Likewise, Jesus’ word to the apostles to “rest a while” is interesting as well. The Marcan text gives at this point, no indication that the apostles expressed or felt any need for rest. We are not told at this time anything about the physical or mental weariness of the disciples. In fact, it appears from the standpoint of the text that Jesus’ response to their report is “rest a while.” The Evangelist Mark records no questions posed by Jesus to the apostles back-in from mission, only the reporting of the apostles. “Rest” is Jesus’ response to what they said and did on mission. Here again, a Greek verb (ἀναπαύσασθε, anarausasthe) can be translated “rest” as it appears in this Sunday’s proclamation. It may also be translated “to cause to rest.” Similar to the examination of συνάγω (sunago), “rest” is not an initiative of the apostles. Someone else is causing them “to rest.” True, we learn shortly about the “people … in great” coming from all directions and making it impossible for Jesus and the apostles to eat. There is more to the “rest” that Jesus causes than simply responding to weariness.

The Greek verb “to rest,” ἀναπαύω (anapauo), certainly conveys a commonly understood experience of refreshment or ‘a break from the toil and drudgery of work.’ Relaxing and relief are also common ways of translating ἀναπαύω (anapauo). Yet throughout the Sacred Scriptures and Sacred Tradition, ἀναπαύω (anapauo) conveys far more than physical or mental rejuvenation. “Resting” is a way of being, a way of existing in the Divine Presence (cf. Psalm 95). This “resting” is always a gift, not a reality that humanity can effect or cause on his or her own. Much more than mere refreshment or relief from the toil of work, Divine Rest is not only re-creative in the sense of Genesis, but because of where the “resting” occurs for the apostles, it goes to the core of their identity bound with and to the Person, Jesus. The desert (ἔρημος, eremos) – the place of rest that Jesus gathers His apostles – is not a way of avoiding the crowds and getting some ‘r and r.’ The desert is not a vacation or hiding place.
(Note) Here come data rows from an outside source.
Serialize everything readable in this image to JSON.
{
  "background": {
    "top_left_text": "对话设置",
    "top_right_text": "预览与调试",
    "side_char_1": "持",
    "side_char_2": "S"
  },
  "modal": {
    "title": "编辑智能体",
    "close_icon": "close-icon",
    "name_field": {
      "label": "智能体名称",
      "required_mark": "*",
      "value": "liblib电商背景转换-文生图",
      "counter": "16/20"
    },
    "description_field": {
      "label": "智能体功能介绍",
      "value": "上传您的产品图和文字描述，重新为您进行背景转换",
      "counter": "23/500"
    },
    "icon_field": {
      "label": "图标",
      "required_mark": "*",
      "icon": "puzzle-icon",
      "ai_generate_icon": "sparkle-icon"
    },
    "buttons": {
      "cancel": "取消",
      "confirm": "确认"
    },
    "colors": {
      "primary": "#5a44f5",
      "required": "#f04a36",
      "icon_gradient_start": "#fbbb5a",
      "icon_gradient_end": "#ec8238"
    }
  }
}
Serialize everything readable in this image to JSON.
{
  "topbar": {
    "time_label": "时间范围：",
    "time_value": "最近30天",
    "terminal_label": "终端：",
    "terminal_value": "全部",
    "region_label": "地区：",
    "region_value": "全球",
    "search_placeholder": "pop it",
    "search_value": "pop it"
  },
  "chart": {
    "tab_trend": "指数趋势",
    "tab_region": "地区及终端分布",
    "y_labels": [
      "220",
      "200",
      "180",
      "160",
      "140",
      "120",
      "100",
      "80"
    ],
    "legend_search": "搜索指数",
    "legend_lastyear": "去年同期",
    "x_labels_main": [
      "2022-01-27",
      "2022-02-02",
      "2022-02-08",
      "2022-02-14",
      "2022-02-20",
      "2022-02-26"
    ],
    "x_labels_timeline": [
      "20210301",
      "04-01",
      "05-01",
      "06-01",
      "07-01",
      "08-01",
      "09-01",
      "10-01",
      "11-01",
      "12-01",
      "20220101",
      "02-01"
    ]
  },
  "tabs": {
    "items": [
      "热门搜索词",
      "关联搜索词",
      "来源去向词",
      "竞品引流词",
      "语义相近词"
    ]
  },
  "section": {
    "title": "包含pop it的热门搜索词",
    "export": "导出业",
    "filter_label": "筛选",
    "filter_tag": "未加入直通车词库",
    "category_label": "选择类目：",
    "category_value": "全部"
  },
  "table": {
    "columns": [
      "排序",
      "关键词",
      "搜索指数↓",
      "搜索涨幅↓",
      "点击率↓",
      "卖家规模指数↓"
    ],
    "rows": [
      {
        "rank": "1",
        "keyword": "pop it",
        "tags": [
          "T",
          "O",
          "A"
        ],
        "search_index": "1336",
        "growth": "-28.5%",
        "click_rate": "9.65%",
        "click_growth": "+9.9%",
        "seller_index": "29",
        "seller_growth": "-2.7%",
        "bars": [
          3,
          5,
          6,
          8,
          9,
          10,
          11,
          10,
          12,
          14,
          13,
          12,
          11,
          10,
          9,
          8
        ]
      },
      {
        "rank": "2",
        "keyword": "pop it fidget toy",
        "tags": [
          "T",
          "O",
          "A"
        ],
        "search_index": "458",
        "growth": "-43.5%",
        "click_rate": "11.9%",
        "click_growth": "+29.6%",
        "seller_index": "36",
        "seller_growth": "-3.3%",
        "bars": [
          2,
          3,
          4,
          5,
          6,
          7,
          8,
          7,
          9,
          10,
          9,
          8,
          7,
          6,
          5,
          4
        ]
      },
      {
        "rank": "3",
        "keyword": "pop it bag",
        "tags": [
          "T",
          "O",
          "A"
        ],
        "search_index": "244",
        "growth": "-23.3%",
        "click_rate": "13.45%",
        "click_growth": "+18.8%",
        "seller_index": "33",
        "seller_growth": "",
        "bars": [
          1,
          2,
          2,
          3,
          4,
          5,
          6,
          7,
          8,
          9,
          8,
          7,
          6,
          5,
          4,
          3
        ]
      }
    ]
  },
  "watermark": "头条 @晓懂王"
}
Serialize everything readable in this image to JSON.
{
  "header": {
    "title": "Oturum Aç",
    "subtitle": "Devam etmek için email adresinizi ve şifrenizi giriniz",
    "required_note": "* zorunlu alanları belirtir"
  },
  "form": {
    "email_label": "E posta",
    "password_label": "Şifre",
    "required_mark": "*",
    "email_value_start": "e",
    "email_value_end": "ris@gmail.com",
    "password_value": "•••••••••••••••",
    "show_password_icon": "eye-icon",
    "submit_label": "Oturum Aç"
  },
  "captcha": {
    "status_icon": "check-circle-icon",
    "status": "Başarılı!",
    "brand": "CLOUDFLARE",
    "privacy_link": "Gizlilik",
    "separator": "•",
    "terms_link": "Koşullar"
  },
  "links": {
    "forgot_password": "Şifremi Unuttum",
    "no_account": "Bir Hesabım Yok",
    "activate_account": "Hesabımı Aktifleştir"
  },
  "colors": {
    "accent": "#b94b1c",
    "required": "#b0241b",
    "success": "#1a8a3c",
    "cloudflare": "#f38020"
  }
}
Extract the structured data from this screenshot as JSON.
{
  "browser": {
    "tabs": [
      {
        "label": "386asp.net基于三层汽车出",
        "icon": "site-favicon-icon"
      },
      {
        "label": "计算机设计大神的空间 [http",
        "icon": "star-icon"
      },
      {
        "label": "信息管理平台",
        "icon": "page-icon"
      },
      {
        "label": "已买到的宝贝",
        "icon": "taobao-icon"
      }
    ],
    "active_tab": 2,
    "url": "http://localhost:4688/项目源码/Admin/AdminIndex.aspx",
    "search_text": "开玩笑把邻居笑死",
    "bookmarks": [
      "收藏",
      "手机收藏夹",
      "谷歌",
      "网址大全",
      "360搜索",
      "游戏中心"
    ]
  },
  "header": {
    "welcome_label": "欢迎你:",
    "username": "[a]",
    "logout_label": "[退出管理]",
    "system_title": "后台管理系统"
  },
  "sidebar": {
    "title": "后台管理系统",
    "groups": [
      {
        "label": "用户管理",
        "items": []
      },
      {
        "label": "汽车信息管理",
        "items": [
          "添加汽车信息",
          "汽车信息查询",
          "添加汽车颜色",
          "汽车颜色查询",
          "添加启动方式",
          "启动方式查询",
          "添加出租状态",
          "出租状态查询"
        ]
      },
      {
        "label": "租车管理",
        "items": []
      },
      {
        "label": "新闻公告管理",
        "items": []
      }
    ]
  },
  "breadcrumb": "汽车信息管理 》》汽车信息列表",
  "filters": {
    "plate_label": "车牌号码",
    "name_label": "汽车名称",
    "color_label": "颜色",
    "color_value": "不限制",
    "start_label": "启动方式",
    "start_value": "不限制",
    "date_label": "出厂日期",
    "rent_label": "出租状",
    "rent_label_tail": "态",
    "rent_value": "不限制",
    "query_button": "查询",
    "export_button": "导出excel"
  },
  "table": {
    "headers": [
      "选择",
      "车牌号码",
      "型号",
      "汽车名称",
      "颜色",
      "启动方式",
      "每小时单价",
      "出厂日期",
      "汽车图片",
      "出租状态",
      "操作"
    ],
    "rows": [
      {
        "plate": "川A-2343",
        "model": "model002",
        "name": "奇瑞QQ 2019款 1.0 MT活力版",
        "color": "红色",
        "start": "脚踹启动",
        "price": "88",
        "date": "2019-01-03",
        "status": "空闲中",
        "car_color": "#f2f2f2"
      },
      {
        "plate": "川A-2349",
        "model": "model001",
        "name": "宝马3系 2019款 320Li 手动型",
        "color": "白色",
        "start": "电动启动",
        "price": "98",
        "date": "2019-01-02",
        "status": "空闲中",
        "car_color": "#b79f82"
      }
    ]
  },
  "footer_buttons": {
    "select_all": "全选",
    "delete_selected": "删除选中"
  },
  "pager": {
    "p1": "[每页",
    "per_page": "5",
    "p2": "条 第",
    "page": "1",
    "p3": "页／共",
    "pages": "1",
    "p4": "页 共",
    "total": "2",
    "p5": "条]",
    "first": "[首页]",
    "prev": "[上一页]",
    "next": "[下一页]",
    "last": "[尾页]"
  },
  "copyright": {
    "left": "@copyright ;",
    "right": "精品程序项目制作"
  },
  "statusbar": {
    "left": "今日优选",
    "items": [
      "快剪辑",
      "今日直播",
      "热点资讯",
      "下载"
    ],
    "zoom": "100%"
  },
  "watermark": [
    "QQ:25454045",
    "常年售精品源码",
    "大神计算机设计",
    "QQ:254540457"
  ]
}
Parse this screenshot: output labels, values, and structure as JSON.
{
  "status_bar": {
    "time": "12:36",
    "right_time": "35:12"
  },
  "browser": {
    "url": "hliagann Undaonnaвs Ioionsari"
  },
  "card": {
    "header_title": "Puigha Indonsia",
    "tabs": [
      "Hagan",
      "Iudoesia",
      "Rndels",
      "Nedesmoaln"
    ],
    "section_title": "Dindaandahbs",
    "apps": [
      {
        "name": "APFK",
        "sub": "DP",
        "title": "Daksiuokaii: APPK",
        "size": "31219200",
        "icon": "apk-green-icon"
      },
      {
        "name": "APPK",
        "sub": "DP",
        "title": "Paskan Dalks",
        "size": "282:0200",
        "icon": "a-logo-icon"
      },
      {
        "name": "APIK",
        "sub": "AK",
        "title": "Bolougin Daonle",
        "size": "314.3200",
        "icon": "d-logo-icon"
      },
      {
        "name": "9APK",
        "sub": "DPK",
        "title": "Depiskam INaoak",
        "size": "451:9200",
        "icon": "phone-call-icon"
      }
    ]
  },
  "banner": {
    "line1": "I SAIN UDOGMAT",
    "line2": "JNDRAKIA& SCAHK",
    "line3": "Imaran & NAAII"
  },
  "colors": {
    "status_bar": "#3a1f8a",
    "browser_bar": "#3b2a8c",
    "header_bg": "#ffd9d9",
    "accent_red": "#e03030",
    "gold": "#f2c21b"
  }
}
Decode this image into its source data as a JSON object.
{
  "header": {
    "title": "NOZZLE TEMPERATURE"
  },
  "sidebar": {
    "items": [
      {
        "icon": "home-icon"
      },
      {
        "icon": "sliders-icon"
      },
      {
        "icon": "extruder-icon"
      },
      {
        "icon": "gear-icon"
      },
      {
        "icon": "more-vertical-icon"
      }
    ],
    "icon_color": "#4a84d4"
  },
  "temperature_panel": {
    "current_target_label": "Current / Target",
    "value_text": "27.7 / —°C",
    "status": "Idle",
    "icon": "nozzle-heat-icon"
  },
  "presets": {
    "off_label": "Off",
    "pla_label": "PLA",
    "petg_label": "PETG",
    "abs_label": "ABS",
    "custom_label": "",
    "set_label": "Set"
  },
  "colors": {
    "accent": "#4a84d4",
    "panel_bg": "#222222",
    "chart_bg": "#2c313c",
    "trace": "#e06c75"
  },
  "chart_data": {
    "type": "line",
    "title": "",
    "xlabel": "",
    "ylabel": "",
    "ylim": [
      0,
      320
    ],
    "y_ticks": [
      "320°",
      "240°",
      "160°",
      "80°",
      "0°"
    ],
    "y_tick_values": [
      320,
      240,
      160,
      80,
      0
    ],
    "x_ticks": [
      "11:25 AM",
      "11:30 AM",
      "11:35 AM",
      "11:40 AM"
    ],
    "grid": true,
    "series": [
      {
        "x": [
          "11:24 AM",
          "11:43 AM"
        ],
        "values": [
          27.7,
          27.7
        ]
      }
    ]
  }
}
The desert, consonant with Israel’s pivotal experience, is not just a place but an experience whereby God bestows and renews one’s proper identity. Just as Israel became the chosen people of God in the desert and are forever known by that name, so also the desert in Jesus’ life, the life of His Apostles and the life of all His disciples through the ages are drawn to the desert by the Holy Spirit that the Father may bestow and renew one’s identity as a child of God.